Hong Kong's 'ludicrous' and 'inept' human-trafficking laws are punishing victims of the crime rather than those who bring them to the city, a leading human rights solicitor says.Sunday, 29 July, 2012, 12:00am
Human trafficking is a crime that affects 2.5 million people worldwide. Out of that number, more than half are living in or are from Asia and the Pacific. Cambodia is a common destination for and origin of trafficked victims, who are forced to beg or work in the sex industry.17 Jan 2012 - 12:00am
A woman who conspired to blackmail a religious leader over gay sex encounters was jailed for five years yesterday.
Li Dora Kay, 59, was found guilty in the District Court of two counts of conspiracy to blackmail. She tried unsuccessfully to halt her trial on the grounds that wide media coverage would influence the judge.23 Sep 2011 - 12:00am
According to Section one of the 13th Amendment to the Constitution of the United States of America, December 6, 1865: 'Neither slavery nor involuntary servitude, except as a punishment for crime whereof the party shall have been duly convicted, shall exist within the United States, or any place subject to their jurisdiction.'11 Sep 2011 - 12:00am
A 'dangerous' mistress was jailed for seven years yesterday for what a judge described as a 'genuinely evil' plot to extort HK$139 million from her wealthy ex-lover over a period of two years.9 Sep 2011 - 12:00am
They were sold dreams of simple jobs abroad as supermarket clerks, babysitters and beauticians. They were told of a salary, small for the average Hongkonger but a fortune back home. When they arrived to work they became enslaved.17 Jul 2011 - 12:00am
Our editors will be looking ahead today to these developing stories ...
China to publish results of piracy campaign11 Jul 2011 - 12:00am
Lawyers are expected to uphold the law, yet some of them cause a lot of harm to society. Some defence lawyers specialise in getting their wealthy clients off the hook through clever manipulations of the legal system.15 Jun 2011 - 12:00am
iPods and iPhones are being modified for use in the war on people trafficking in an ingenious initiative driven by executives from some of Hong Kong's top companies.8 May 2011 - 12:00am
A man with a history of schizophrenia who stabbed his former wife to death was yesterday found not guilty of her murder. Lecky Lui Ping-yuen, 45, had earlier admitted manslaughter by reason of diminished responsibility at the Court of First Instance. Sentencing was adjourned to March 15 for psychiatric reports.26 Feb 2011 - 12:00am
It would take 31 years to screen cases of people claiming to have been tortured if immigration officials were to continue at the existing rate.
Only 214 cases were completed last year and 6,700 are still pending.14 Jan 2011 - 12:00am
The driver of a tour coach that struck and killed a 15-year-old girl and injured 50 people after careering out of control down a steep road in Central in June 2008 has been denied the chance to appeal against the sentence.
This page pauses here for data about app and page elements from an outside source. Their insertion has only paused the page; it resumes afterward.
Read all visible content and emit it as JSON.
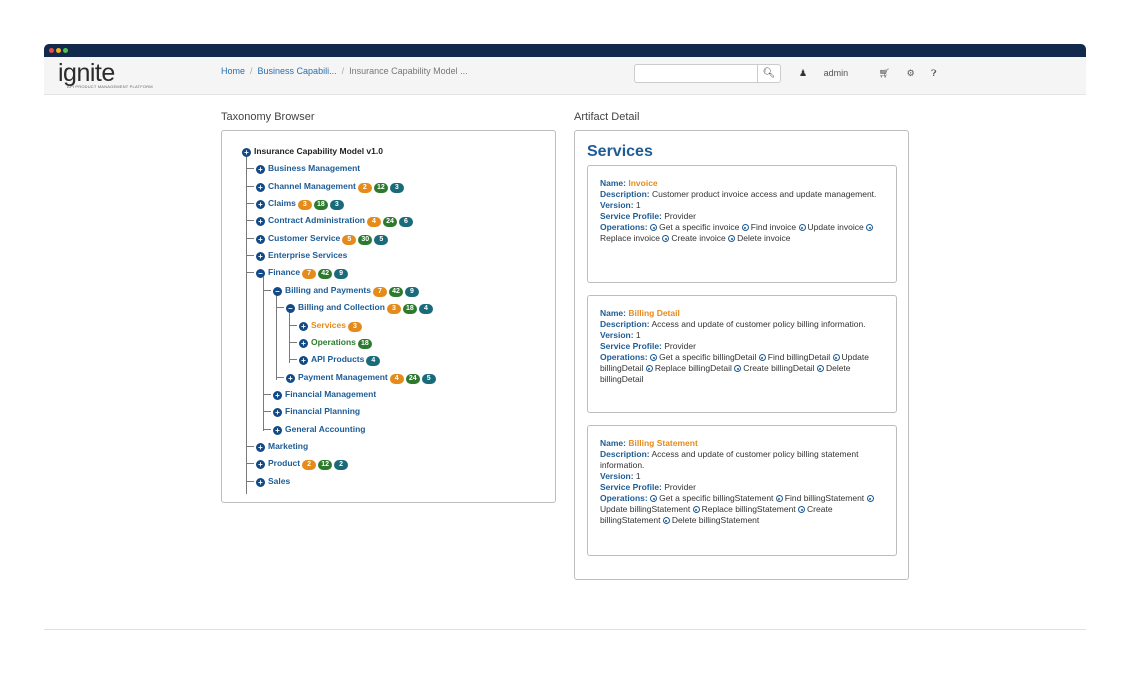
{
  "app": {
    "logo": "ignite",
    "logo_sub": "API PRODUCT MANAGEMENT PLATFORM"
  },
  "breadcrumb": {
    "items": [
      "Home",
      "Business Capabili...",
      "Insurance Capability Model ..."
    ]
  },
  "header": {
    "search_placeholder": "",
    "search_icon": "search-icon",
    "user": "admin",
    "icons": [
      "user-icon",
      "cart-icon",
      "gear-icon",
      "help-icon"
    ]
  },
  "taxonomy": {
    "title": "Taxonomy Browser",
    "nodes": [
      {
        "label": "Insurance Capability Model v1.0"
      },
      {
        "label": "Business Management"
      },
      {
        "label": "Channel Management",
        "badges": [
          "2",
          "12",
          "3"
        ]
      },
      {
        "label": "Claims",
        "badges": [
          "3",
          "18",
          "3"
        ]
      },
      {
        "label": "Contract Administration",
        "badges": [
          "4",
          "24",
          "6"
        ]
      },
      {
        "label": "Customer Service",
        "badges": [
          "5",
          "30",
          "5"
        ]
      },
      {
        "label": "Enterprise Services"
      },
      {
        "label": "Finance",
        "badges": [
          "7",
          "42",
          "9"
        ]
      },
      {
        "label": "Billing and Payments",
        "badges": [
          "7",
          "42",
          "9"
        ]
      },
      {
        "label": "Billing and Collection",
        "badges": [
          "3",
          "18",
          "4"
        ]
      },
      {
        "label": "Services",
        "badges": [
          "3"
        ]
      },
      {
        "label": "Operations",
        "badges": [
          "18"
        ]
      },
      {
        "label": "API Products",
        "badges": [
          "4"
        ]
      },
      {
        "label": "Payment Management",
        "badges": [
          "4",
          "24",
          "5"
        ]
      },
      {
        "label": "Financial Management"
      },
      {
        "label": "Financial Planning"
      },
      {
        "label": "General Accounting"
      },
      {
        "label": "Marketing"
      },
      {
        "label": "Product",
        "badges": [
          "2",
          "12",
          "2"
        ]
      },
      {
        "label": "Sales"
      }
    ]
  },
  "detail": {
    "title": "Artifact Detail",
    "heading": "Services",
    "labels": {
      "name": "Name:",
      "description": "Description:",
      "version": "Version:",
      "profile": "Service Profile:",
      "operations": "Operations:"
    },
    "cards": [
      {
        "name": "Invoice",
        "description": "Customer product invoice access and update management.",
        "version": "1",
        "profile": "Provider",
        "operations": [
          "Get a specific invoice",
          "Find invoice",
          "Update invoice",
          "Replace invoice",
          "Create invoice",
          "Delete invoice"
        ]
      },
      {
        "name": "Billing Detail",
        "description": "Access and update of customer policy billing information.",
        "version": "1",
        "profile": "Provider",
        "operations": [
          "Get a specific billingDetail",
          "Find billingDetail",
          "Update billingDetail",
          "Replace billingDetail",
          "Create billingDetail",
          "Delete billingDetail"
        ]
      },
      {
        "name": "Billing Statement",
        "description": "Access and update of customer policy billing statement information.",
        "version": "1",
        "profile": "Provider",
        "operations": [
          "Get a specific billingStatement",
          "Find billingStatement",
          "Update billingStatement",
          "Replace billingStatement",
          "Create billingStatement",
          "Delete billingStatement"
        ]
      }
    ]
  }
}
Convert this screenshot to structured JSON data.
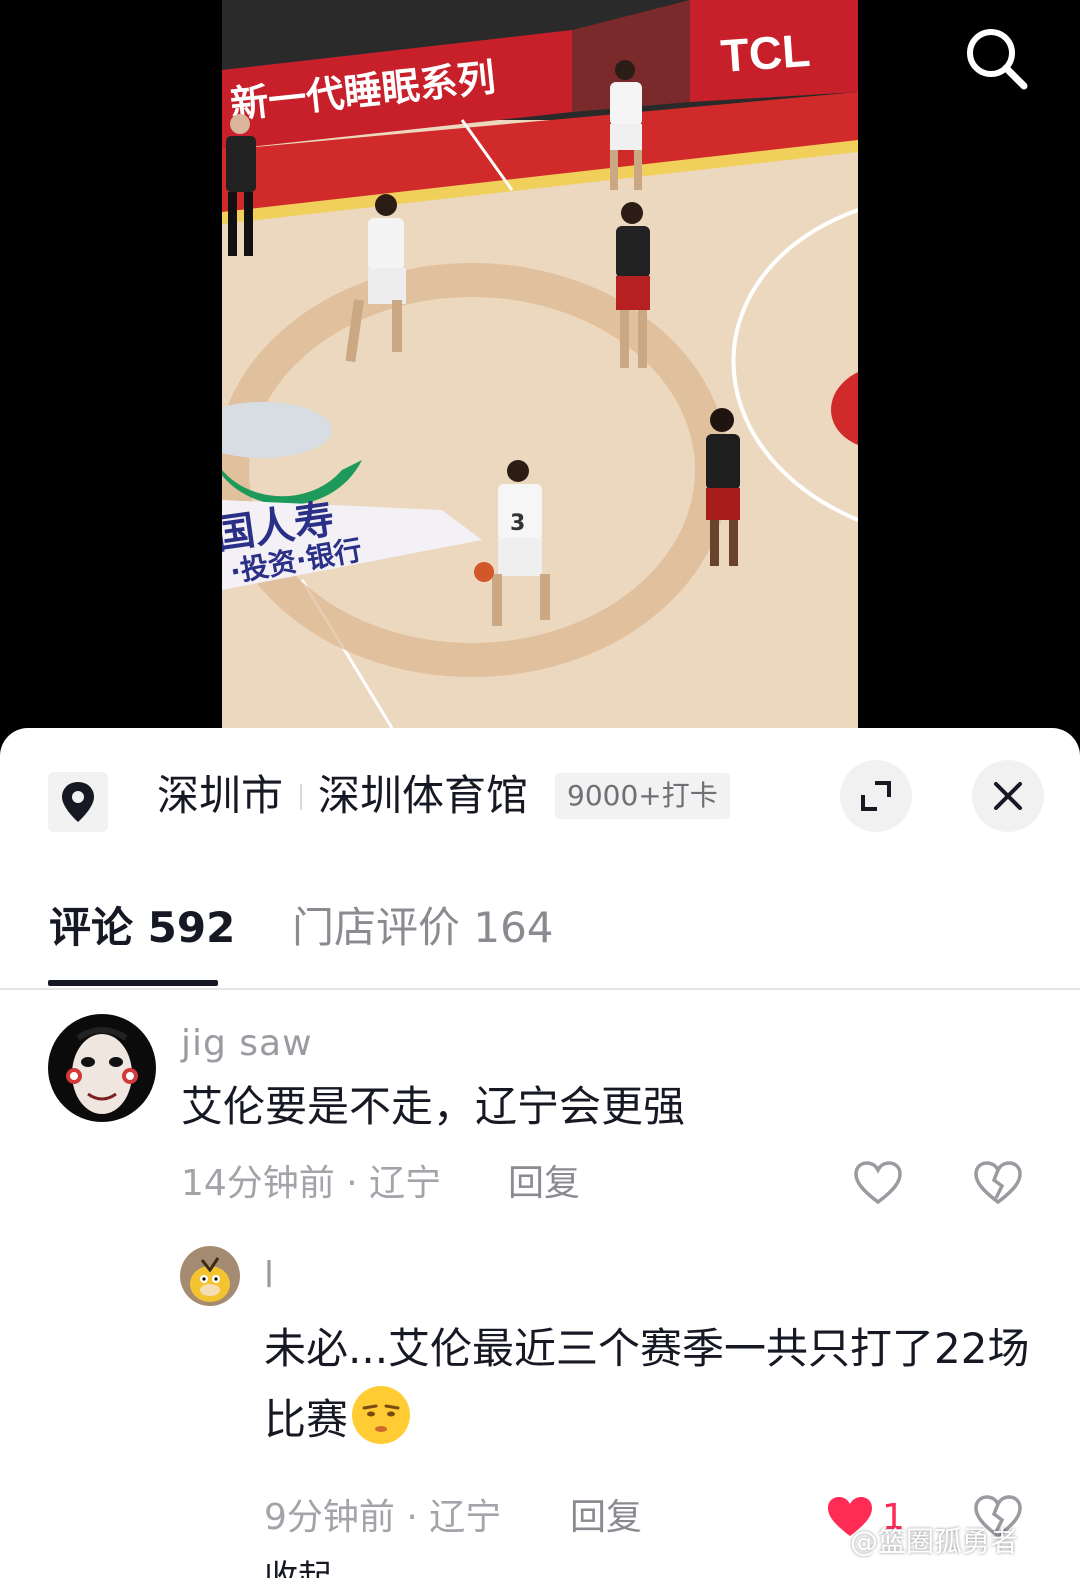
{
  "video": {
    "banner_text": "新一代睡眠系列",
    "sponsor_logo": "TCL",
    "court_logo_line1": "国人寿",
    "court_logo_line2": "·投资·银行"
  },
  "location": {
    "city": "深圳市",
    "venue": "深圳体育馆",
    "checkins": "9000+打卡"
  },
  "tabs": {
    "comments_label": "评论 592",
    "reviews_label": "门店评价 164"
  },
  "comments": [
    {
      "username": "jig saw",
      "text": "艾伦要是不走，辽宁会更强",
      "meta": "14分钟前 · 辽宁",
      "reply_label": "回复"
    },
    {
      "username": "l",
      "text": "未必...艾伦最近三个赛季一共只打了22场比赛",
      "meta": "9分钟前 · 辽宁",
      "reply_label": "回复",
      "likes": "1",
      "liked": true
    }
  ],
  "collapse_label": "收起",
  "watermark": "@篮圈孤勇者",
  "colors": {
    "like_red": "#fe2c55",
    "text": "#161823",
    "muted": "#a3a4a9"
  },
  "icons": [
    "search-icon",
    "location-pin-icon",
    "expand-icon",
    "close-icon",
    "heart-icon",
    "broken-heart-icon",
    "smirk-emoji-icon"
  ]
}
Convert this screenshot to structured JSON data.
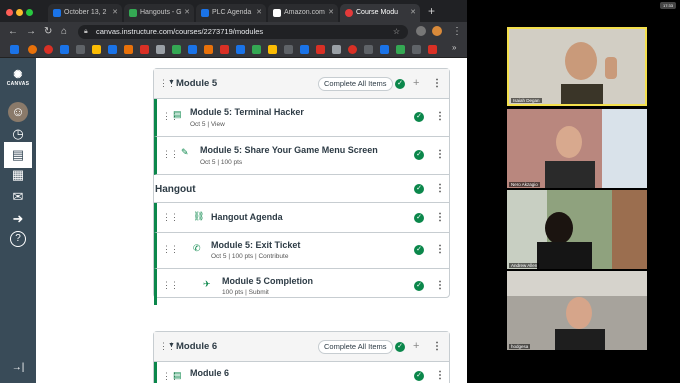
{
  "browser": {
    "tabs": [
      {
        "label": "October 13, 2",
        "active": false,
        "favicon_color": "#1a73e8"
      },
      {
        "label": "Hangouts - G",
        "active": false,
        "favicon_color": "#34a853"
      },
      {
        "label": "PLC Agenda",
        "active": false,
        "favicon_color": "#1a73e8"
      },
      {
        "label": "Amazon.com",
        "active": false,
        "favicon_color": "#ffffff"
      },
      {
        "label": "Course Modu",
        "active": true,
        "favicon_color": "#e33a3a"
      }
    ],
    "new_tab": "+",
    "url": "canvas.instructure.com/courses/2273719/modules"
  },
  "canvas_nav": {
    "logo_text": "CANVAS",
    "items": [
      {
        "name": "account",
        "glyph": "☺"
      },
      {
        "name": "dashboard",
        "glyph": "◷"
      },
      {
        "name": "courses",
        "glyph": "▤",
        "active": true
      },
      {
        "name": "calendar",
        "glyph": "▦"
      },
      {
        "name": "inbox",
        "glyph": "✉"
      },
      {
        "name": "commons",
        "glyph": "➜"
      },
      {
        "name": "help",
        "glyph": "?"
      }
    ],
    "collapse_glyph": "→|"
  },
  "modules": [
    {
      "title": "Module 5",
      "complete_all_label": "Complete All Items",
      "items": [
        {
          "type": "page",
          "title": "Module 5: Terminal Hacker",
          "meta": "Oct 5  |  View",
          "completed": true
        },
        {
          "type": "assignment",
          "title": "Module 5: Share Your Game Menu Screen",
          "meta": "Oct 5  |  100 pts",
          "completed": true
        },
        {
          "type": "header",
          "title": "Hangout",
          "completed": true
        },
        {
          "type": "link",
          "title": "Hangout Agenda",
          "meta": "",
          "completed": true
        },
        {
          "type": "discussion",
          "title": "Module 5: Exit Ticket",
          "meta": "Oct 5  |  100 pts  |  Contribute",
          "completed": true
        },
        {
          "type": "quiz",
          "title": "Module 5 Completion",
          "meta": "100 pts  |  Submit",
          "completed": true
        }
      ]
    },
    {
      "title": "Module 6",
      "complete_all_label": "Complete All Items",
      "items": [
        {
          "type": "page",
          "title": "Module 6",
          "meta": "",
          "completed": true
        }
      ]
    }
  ],
  "video_call": {
    "clock": "17:33",
    "participants": [
      {
        "name": "Isaiah Degan",
        "active_speaker": true,
        "bg": "#c9c4b8"
      },
      {
        "name": "Nero Akzagio",
        "active_speaker": false,
        "bg": "#b9877e"
      },
      {
        "name": "Andrew Allen",
        "active_speaker": false,
        "bg": "#7d8a6e"
      },
      {
        "name": "hodgesa",
        "active_speaker": false,
        "bg": "#a7a39c"
      }
    ]
  },
  "colors": {
    "success": "#0b874b",
    "sidebar": "#394b58",
    "active_speaker": "#f4e04d"
  }
}
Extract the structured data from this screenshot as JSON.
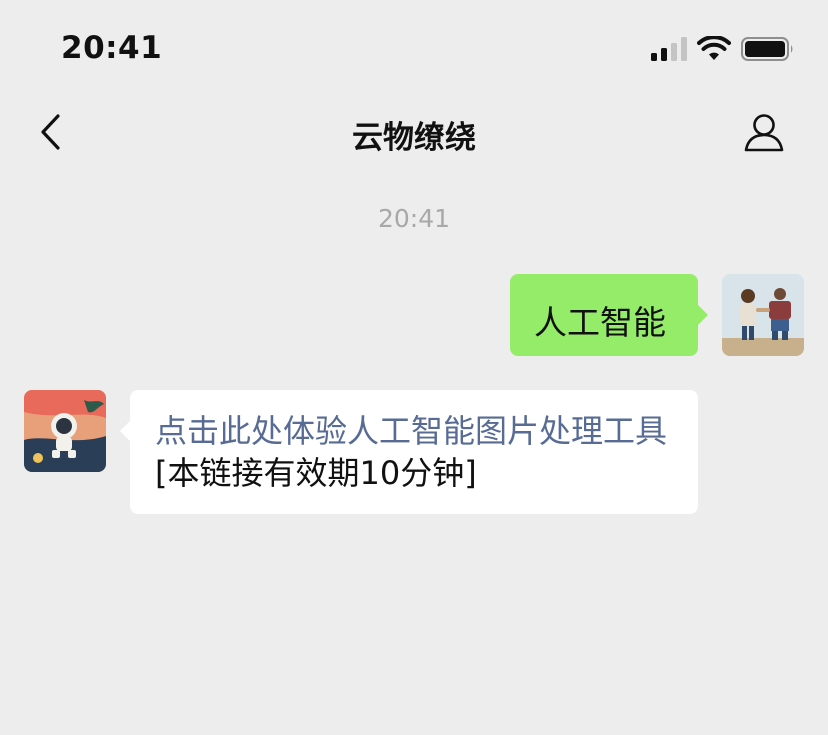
{
  "status_bar": {
    "time": "20:41",
    "icons": [
      "signal-icon",
      "wifi-icon",
      "battery-icon"
    ]
  },
  "nav": {
    "title": "云物缭绕",
    "back_icon": "chevron-left-icon",
    "profile_icon": "person-icon"
  },
  "chat": {
    "timestamp": "20:41",
    "messages": [
      {
        "sender": "self",
        "text": "人工智能"
      },
      {
        "sender": "other",
        "link_text": "点击此处体验人工智能图片处理工具",
        "suffix_text": "[本链接有效期10分钟]"
      }
    ]
  },
  "colors": {
    "background": "#ededed",
    "self_bubble": "#95ec69",
    "other_bubble": "#ffffff",
    "link": "#576b95",
    "timestamp": "#a8a8a8"
  }
}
The Court of Appeal found the 32-month jail term imposed in October last year on Andy Chan Ying-keung, 34, by Deputy District Judge Timothy Casewell was not excessive.8 Jul 2010 - 12:00am
If the first six months of screening torture claimants in Hong Kong is anything to go by, it's going to be a long process. Just four cases have been resolved in that time, and meanwhile, the queue of applicants grows longer.
A lawyer specialising in human rights says more resources need to be put into training lawyers to handle cases.20 Jun 2010 - 12:00am
Central authorities yesterday announced the establishment of a national DNA databank to help find missing children, a move long sought by parents and activists who say the government must do more to combat a rise in child trafficking.
The databank was launched by the Ministry of Public Security, which will collect and file the DNA information, the Beijing Times reported.2 May 2009 - 12:00am
There is no disputing that the government has been wrong to deny all prisoners the right to vote. Public opinion has been gauged and resoundingly backed this view. Authorities now want lawmakers to adopt the general findings of the just-ended consultation and lift the blanket ban. But this is not a desirable course: criminals who have committed serious offences should still be disqualified.10 Apr 2009 - 12:00am